• YOUR INSTRUCTIONS: Look over the listing below and tally the lines in which the word "icon" turns up. Answer with the tally only.

• SOURCE DATA:
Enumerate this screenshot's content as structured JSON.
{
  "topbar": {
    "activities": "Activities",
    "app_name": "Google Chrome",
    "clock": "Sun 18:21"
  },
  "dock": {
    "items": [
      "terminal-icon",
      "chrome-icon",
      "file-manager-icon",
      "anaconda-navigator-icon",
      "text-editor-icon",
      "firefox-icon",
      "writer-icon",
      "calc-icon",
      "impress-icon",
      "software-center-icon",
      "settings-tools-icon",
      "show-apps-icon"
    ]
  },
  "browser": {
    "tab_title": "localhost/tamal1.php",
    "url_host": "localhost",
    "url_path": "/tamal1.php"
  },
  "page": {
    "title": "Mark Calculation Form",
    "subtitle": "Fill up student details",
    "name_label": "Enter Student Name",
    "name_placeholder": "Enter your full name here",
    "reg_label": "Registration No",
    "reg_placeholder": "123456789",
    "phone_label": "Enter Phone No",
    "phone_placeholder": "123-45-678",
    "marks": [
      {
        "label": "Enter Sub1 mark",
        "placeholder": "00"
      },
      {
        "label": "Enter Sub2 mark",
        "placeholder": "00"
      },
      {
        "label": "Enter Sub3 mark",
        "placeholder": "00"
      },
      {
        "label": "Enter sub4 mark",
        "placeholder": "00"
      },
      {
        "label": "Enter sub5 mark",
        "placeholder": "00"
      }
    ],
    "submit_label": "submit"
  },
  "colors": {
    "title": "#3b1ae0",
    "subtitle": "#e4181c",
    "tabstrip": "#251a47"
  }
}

• RESPONSE FOR THIS EXERCISE: 12